Couples who mediate with me have significant latitude in creating their own restructured roles.  I have faith that divorcing spouses have intimate knowledge, involvement, and greatest stake in the outcome of the restructured family unit.  I leverage this belief to negotiate a positive outcome in the written mediated agreements (called Memorandums of Understanding or MOU's).


Parenting Plan Options & Examples

The following schedules do not take into consideration additional time that can be built into vacations and holidays, as well as flexibly-schedule time.

50/50% Alternate Weeks Friday 5:00 p.m. to following Friday 5:00 p.m.
183 overnights/182 overnights
50/50% Alternate Extended Weekends With Split Midweeks 5-2-2-5 Alternate Friday 5:00 p.m. to Monday 5:00 p.m. and with Parent A every Monday 5 p.m. to Wednesday 5:00 p.m.; with Parent B every Wednesday at 5:00 p.m. to Friday 5:00 p.m.
183/182 overnights
64/36% Extended Alternate Weekends and Midweek Overnights Friday 5:00 p.m. to Monday 5:00 p.m., with Wednesday 5:00 p.m. to Thursday 5:00 p.m
235/130 overnights
72/28% Alternate Weekends and Midweek Overnights Friday 5:00 p.m. to Sunday 5:00 p.m., with Wednesday 5:00 p.m. to Thursday 8:00 a.m.
261 overnights/104 overnights
79/21% Extended Alternate Weekends Friday 5:00 p.m. to Monday 5:00 p.m.
287 overnights/78 overnights
85/15% Alternate Weekends Friday 5:00 p.m. to Sunday 5:00 p.m.
313 overnights/52 overnights
85/15% Alternate Weekends and Midweek Visit Friday 5:00 p.m. to Sunday 5:00 p.m., with every Wednesday 5:00 p.m. to 8:00 p.m.
313 overnights / 52 overnights

Flex Time:  Often parents want more parenting time with their children but their work schedules or geographical locations don’t allow regularly scheduled time.  In these situations, parents can agree in mediation to calculate in flex time to be scheduled when additional time is available for the parent with less parenting time.  Float time can be added to extend a regularly-scheduled weekend or as extra days or weeks during a school break or summer. It is important when making agreements about flex time to clearly define how much notice must be given, which parent’s preference takes precedent when a dispute arises about flex time, etc.

Additional Time: can be built into the calendar year for vacations, holidays, extra time on a long weekend, or other events which would make the time even more equal.

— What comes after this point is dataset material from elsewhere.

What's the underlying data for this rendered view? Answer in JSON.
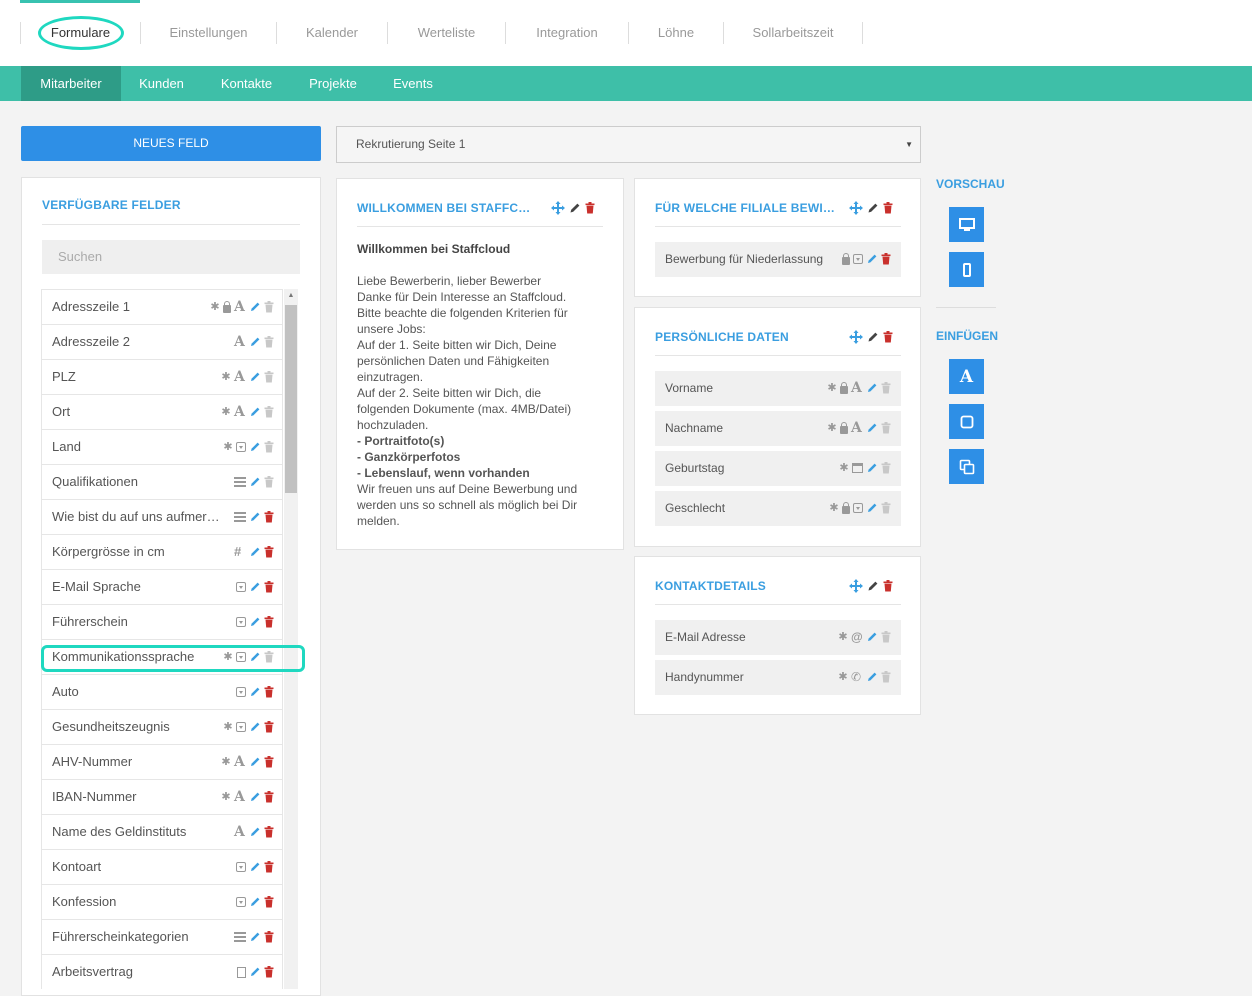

Very Young Children:  When children are very young, identifying a primary caregiver may be more important for the psychological development of the child.  Parties in mediation may make agreements for the very young years with a built-in adjustment to step up parenting time once the child is older.  Mediation offers couples an opportunity to take the necessary time in focused, guided discussions to determine what is right for their own family needs. 

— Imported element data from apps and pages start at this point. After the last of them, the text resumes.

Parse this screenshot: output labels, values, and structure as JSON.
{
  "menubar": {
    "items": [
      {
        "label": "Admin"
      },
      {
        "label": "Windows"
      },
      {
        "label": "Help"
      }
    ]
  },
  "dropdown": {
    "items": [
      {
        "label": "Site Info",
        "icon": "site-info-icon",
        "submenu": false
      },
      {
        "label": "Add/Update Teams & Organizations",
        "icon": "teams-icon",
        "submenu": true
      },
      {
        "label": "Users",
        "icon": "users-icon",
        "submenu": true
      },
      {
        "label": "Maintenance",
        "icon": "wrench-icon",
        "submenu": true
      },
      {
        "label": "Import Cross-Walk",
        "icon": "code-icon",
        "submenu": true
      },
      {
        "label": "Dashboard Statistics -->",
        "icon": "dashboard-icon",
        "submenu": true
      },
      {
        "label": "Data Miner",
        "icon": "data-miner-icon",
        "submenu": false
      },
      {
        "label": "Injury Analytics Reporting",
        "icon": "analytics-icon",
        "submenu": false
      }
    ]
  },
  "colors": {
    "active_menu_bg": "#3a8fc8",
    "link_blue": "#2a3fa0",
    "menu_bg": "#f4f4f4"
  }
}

An equal time parenting plan that might be especially advantageous for young children who need more frequent contact with both parents is the 3/3/4/4 arrangement. With this two week schedule, Parent A spends 3 days with the child and then Parent B spends 3 days with the child. Then Parent A spends four days with the child and Parent B gets the next four days with the child.